*What the task asks*: Your answer should consist of each line from the data below that contains "value".

[Data items]
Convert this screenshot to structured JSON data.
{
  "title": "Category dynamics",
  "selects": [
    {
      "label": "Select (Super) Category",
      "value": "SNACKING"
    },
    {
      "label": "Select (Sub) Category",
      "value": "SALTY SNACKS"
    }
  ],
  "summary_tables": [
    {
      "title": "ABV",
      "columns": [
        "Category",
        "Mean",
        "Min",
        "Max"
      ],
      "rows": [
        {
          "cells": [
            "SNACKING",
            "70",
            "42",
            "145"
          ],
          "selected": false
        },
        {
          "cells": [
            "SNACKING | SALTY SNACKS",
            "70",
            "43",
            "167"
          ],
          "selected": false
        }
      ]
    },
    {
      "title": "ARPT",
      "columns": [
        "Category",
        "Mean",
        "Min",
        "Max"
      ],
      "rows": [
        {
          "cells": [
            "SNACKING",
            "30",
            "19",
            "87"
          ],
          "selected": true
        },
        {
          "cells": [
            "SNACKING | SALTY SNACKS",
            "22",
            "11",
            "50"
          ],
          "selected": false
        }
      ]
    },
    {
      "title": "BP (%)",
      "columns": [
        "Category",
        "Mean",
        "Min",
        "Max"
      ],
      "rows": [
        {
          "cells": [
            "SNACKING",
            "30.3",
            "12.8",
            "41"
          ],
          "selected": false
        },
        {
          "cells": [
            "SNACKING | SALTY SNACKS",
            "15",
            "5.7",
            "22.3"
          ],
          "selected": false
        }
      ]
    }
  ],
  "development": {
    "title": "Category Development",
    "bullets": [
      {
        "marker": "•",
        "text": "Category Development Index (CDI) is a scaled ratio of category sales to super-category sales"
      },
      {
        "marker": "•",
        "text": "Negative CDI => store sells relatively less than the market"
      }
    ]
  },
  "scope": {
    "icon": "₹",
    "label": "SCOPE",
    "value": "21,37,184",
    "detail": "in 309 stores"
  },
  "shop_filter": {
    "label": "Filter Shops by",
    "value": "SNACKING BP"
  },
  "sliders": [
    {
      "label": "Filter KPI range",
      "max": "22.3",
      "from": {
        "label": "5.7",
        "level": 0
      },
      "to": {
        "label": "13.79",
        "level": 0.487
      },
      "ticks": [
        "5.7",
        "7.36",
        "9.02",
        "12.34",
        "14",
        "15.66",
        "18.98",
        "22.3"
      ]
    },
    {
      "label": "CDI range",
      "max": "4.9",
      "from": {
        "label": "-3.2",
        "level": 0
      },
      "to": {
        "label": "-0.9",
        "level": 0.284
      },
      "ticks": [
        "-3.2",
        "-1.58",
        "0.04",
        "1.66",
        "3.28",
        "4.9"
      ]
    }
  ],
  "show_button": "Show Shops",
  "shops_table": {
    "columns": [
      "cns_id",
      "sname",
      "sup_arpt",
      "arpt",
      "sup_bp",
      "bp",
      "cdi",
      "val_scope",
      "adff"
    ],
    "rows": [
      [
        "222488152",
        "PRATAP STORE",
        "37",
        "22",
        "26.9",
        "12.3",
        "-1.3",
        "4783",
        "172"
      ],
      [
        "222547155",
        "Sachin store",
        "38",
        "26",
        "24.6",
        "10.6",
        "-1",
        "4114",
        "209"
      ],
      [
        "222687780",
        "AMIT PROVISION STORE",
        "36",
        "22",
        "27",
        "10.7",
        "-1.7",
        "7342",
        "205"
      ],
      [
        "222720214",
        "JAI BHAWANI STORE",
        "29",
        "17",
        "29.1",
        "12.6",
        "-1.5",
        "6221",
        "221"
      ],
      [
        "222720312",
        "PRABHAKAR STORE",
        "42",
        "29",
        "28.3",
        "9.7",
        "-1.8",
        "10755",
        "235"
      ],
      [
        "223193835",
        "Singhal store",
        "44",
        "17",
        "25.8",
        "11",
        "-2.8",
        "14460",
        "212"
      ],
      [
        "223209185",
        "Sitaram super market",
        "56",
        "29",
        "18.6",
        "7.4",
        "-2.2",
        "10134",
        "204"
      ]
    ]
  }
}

*Task response*:
      "value": "SNACKING"
      "value": "SALTY SNACKS"
    "value": "21,37,184",
    "value": "SNACKING BP"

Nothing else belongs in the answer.